A substantial portion of the global supply of grains and wheat is grown in Ukraine and Russia but this year’s harvest has been severely threatened by the ongoing Russian invasion of neighboring Ukraine.
President Joe Biden addressed that significant threat Thursday and acknowledged the “real” possibility of food shortages due to that conflict and, to a lesser extent, the severe economic sanctions imposed on Russia in response to its aggression, The Hill reported.
In light of the probable food shortages that will result from the war between Russia and Ukraine, however, the president announced tentative plans reached with the G7 nations and European Union to try and make up for the impending shortfall in global wheat production.
The price of sanctions and war
President Biden held a press conference Thursday at the NATO headquarters in Brussels, Belgium, and was almost immediately asked about the predicted food shortages, particularly involving wheat, and what might be done to counter that.
“With regard to food shortage, yes, we did talk about food shortages. And — and it’s going to be real,” Biden said.
“The price of these sanctions is not just imposed upon Russia, it’s imposed upon an awful lot of countries as well, including European countries and our country as well,” he continued. “And — because both Russia and Ukraine have been the breadbasket of Europe in terms of wheat, for example — just to give you one example.”
Biden went on to note that both the U.S. and Canada were also major producers of wheat and that there had been discussions about increasing production and distribution of foodstuffs to alleviate the impending shortages. He also noted discussions with European nations about ending certain trade restrictions on food and wheat to better address the problem.
G7 Leaders to address “global food security crisis”
As Biden noted, the threat of food shortages is indeed very “real,” though The Hill pointed out that the worst effects will likely be felt by nations in Africa and the Middle East who tend to be the primary recipients of wheat exports from Russia and Ukraine. However, the effects will also be felt to some extent in the rest of Europe and America as well.
That said, a statement released by the G7 Leaders made mention of the fact that the “war places global food security under increased pressure” and that the group was prepared to “do what is necessary to prevent and respond to the evolving global food security crisis.”
That would include additional support for agricultural production in other nations and increased donations to various international organizations that are already working to address global food insecurities and shortages.
Agreement with European Union

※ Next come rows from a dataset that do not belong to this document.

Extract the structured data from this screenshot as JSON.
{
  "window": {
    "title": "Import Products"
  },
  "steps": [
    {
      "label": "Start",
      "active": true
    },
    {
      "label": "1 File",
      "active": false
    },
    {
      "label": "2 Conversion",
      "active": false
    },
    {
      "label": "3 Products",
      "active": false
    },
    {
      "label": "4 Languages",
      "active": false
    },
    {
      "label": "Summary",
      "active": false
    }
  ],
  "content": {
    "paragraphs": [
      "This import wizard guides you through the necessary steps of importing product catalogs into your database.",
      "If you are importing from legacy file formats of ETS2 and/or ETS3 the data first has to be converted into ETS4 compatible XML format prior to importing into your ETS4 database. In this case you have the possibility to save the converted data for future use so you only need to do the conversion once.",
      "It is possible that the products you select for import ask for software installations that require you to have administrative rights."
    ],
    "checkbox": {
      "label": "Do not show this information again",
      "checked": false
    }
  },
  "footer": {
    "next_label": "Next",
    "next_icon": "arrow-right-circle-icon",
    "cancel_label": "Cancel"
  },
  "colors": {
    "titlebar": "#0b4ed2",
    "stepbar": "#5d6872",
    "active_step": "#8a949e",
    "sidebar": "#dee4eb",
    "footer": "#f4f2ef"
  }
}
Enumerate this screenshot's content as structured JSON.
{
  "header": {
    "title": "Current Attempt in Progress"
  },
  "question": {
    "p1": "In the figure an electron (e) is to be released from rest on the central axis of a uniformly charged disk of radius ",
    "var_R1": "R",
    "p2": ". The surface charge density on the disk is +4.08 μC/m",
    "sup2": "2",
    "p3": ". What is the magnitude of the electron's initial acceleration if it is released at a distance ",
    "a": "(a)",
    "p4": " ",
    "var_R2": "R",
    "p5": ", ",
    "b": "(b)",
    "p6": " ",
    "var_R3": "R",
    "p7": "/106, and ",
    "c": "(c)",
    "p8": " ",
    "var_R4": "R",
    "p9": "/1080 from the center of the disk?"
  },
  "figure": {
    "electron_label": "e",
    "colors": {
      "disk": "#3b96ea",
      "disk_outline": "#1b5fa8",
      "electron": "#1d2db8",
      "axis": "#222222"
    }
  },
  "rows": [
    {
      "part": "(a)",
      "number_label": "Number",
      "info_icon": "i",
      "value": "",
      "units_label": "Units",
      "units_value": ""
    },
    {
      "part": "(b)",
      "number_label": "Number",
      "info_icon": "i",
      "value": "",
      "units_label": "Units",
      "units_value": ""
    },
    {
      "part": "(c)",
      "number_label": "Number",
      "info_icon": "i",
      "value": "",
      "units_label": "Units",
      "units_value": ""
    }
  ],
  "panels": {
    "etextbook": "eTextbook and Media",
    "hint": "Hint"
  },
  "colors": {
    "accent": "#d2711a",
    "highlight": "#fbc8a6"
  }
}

Likewise, in a joint statement from President Biden and European Union President Ursula von der Leyen, the threat of reduced wheat production and global food shortages was among the several topics that were addressed.
That statement said, “In order to prevent a potential food crisis triggered by price hikes and disruptions to food supply sparked by Putin’s war in Ukraine, we intend to redouble our combined efforts to increase global food security and provide direct food aid, where warranted, to our partners worldwide.”